What the exercise asks =>
Wherever "author" turns up in the entries, copy out the line that holds it.

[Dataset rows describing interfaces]
- Opening Delimiter -

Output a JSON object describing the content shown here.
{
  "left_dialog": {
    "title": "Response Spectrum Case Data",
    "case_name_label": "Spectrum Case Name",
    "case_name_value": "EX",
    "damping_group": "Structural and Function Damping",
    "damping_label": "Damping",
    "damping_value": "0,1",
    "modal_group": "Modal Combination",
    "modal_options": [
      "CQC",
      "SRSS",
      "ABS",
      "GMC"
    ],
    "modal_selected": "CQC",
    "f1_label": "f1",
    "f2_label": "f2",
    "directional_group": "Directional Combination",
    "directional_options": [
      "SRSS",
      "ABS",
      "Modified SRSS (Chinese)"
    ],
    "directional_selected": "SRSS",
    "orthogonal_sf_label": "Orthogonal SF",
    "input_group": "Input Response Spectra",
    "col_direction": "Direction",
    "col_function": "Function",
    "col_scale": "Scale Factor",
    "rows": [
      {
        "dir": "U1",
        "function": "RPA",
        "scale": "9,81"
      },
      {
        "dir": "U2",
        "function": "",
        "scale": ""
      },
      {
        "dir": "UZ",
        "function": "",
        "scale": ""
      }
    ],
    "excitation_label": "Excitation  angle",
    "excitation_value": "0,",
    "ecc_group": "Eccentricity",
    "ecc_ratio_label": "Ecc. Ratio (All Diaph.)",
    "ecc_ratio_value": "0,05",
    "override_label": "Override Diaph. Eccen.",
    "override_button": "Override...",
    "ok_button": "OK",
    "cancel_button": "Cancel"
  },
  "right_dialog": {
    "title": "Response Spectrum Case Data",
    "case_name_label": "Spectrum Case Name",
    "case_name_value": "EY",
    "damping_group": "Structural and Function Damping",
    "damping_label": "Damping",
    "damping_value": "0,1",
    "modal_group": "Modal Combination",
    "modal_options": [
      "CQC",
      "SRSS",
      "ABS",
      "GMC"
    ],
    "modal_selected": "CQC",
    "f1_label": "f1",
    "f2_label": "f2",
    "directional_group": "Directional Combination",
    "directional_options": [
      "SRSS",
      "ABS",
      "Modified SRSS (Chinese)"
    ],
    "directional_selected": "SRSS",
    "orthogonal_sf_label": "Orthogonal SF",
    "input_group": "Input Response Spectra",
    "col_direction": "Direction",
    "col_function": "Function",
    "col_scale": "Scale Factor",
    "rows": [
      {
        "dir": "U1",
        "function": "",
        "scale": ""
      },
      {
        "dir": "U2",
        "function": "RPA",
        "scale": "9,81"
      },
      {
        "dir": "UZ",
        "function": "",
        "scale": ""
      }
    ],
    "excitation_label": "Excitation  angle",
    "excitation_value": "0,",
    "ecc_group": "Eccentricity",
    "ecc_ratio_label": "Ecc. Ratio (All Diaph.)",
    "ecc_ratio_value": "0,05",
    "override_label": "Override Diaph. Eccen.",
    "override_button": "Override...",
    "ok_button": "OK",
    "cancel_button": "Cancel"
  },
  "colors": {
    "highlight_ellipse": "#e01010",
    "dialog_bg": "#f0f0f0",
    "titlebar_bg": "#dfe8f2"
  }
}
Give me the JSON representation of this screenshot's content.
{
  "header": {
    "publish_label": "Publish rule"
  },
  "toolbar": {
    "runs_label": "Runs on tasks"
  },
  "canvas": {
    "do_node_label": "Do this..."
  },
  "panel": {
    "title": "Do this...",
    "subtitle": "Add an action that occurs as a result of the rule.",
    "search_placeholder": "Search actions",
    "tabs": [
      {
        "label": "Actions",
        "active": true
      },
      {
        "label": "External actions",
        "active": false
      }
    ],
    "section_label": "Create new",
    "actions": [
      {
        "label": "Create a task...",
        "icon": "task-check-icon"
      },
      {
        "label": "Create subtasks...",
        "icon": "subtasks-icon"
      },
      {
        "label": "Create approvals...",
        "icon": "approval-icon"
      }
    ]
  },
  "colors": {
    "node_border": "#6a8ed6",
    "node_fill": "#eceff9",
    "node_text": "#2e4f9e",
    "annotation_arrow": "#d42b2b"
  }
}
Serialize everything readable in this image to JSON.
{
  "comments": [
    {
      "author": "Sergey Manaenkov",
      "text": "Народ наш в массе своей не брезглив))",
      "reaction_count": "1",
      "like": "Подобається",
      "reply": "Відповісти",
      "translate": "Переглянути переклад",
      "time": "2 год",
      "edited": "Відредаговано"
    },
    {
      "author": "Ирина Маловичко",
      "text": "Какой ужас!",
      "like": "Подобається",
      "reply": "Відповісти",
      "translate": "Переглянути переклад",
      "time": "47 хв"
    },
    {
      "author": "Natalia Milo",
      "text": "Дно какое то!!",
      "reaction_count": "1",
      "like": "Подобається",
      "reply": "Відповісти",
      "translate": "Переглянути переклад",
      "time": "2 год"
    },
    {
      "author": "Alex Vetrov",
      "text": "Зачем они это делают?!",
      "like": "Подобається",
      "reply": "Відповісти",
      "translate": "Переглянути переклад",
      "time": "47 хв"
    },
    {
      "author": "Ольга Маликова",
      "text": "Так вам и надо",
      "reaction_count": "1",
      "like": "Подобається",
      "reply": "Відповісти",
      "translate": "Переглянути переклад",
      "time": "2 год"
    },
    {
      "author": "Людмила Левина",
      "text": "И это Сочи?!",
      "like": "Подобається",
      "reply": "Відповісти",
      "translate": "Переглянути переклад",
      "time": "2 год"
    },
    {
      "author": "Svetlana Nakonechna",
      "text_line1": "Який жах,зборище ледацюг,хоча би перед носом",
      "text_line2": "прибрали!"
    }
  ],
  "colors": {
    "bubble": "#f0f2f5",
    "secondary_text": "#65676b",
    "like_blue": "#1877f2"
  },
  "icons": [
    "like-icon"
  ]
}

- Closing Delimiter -

Solved problem =>
      "author": "Sergey Manaenkov",
      "author": "Ирина Маловичко",
      "author": "Natalia Milo",
      "author": "Alex Vetrov",
      "author": "Ольга Маликова",
      "author": "Людмила Левина",
      "author": "Svetlana Nakonechna",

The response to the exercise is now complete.